**Material provided**
== Segment start ==

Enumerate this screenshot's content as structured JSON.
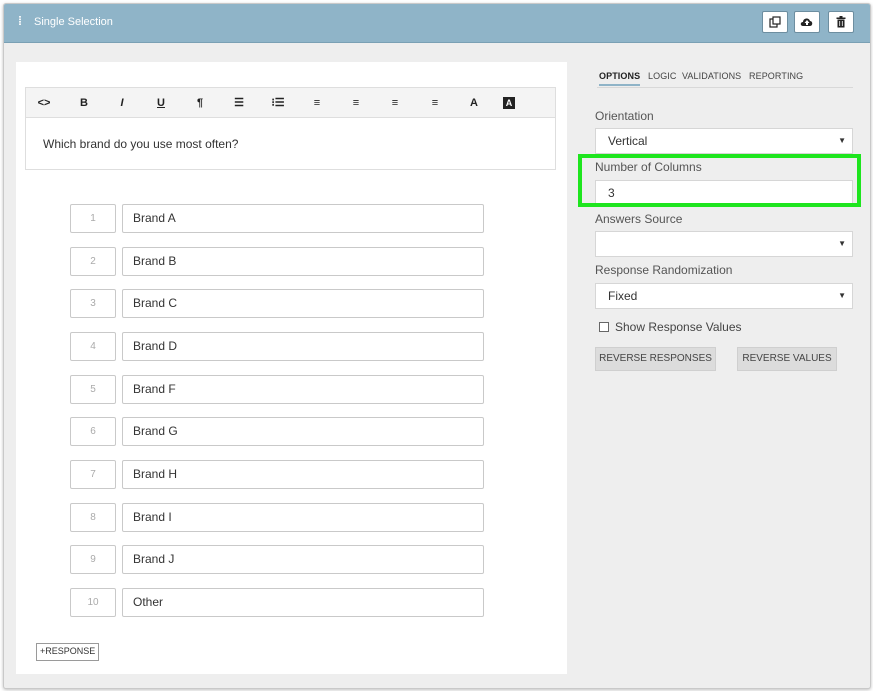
{
  "window": {
    "title": "Single Selection",
    "grip": "⁞"
  },
  "header_actions": [
    {
      "icon": "copy-icon"
    },
    {
      "icon": "cloud-upload-icon"
    },
    {
      "icon": "trash-icon"
    }
  ],
  "toolbar": [
    {
      "name": "code-view-button",
      "glyph": "<>"
    },
    {
      "name": "bold-button",
      "glyph": "B"
    },
    {
      "name": "italic-button",
      "glyph": "I"
    },
    {
      "name": "underline-button",
      "glyph": "U"
    },
    {
      "name": "paragraph-button",
      "glyph": "¶"
    },
    {
      "name": "unordered-list-button",
      "glyph": "☰"
    },
    {
      "name": "ordered-list-button",
      "glyph": "⁝☰"
    },
    {
      "name": "align-left-button",
      "glyph": "≡"
    },
    {
      "name": "align-center-button",
      "glyph": "≡"
    },
    {
      "name": "align-right-button",
      "glyph": "≡"
    },
    {
      "name": "justify-button",
      "glyph": "≡"
    },
    {
      "name": "font-color-button",
      "glyph": "A"
    },
    {
      "name": "background-color-button",
      "glyph": "A"
    }
  ],
  "question": {
    "text": "Which brand do you use most often?"
  },
  "responses": [
    {
      "num": "1",
      "label": "Brand A"
    },
    {
      "num": "2",
      "label": "Brand B"
    },
    {
      "num": "3",
      "label": "Brand C"
    },
    {
      "num": "4",
      "label": "Brand D"
    },
    {
      "num": "5",
      "label": "Brand F"
    },
    {
      "num": "6",
      "label": "Brand G"
    },
    {
      "num": "7",
      "label": "Brand H"
    },
    {
      "num": "8",
      "label": "Brand I"
    },
    {
      "num": "9",
      "label": "Brand J"
    },
    {
      "num": "10",
      "label": "Other"
    }
  ],
  "add_response_label": "+RESPONSE",
  "tabs": [
    {
      "label": "OPTIONS",
      "active": true
    },
    {
      "label": "LOGIC",
      "active": false
    },
    {
      "label": "VALIDATIONS",
      "active": false
    },
    {
      "label": "REPORTING",
      "active": false
    }
  ],
  "options": {
    "orientation_label": "Orientation",
    "orientation_value": "Vertical",
    "columns_label": "Number of Columns",
    "columns_value": "3",
    "source_label": "Answers Source",
    "source_value": "",
    "randomization_label": "Response Randomization",
    "randomization_value": "Fixed",
    "show_values_label": "Show Response Values",
    "reverse_responses_label": "REVERSE RESPONSES",
    "reverse_values_label": "REVERSE VALUES"
  },
  "colors": {
    "titlebar": "#8fb4c8",
    "highlight": "#1ee51e",
    "gray_button": "#dcdcdc"
  }
}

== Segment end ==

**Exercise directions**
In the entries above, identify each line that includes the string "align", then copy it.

**Solved problem**
      "name": "align-left-button",
      "name": "align-center-button",
      "name": "align-right-button",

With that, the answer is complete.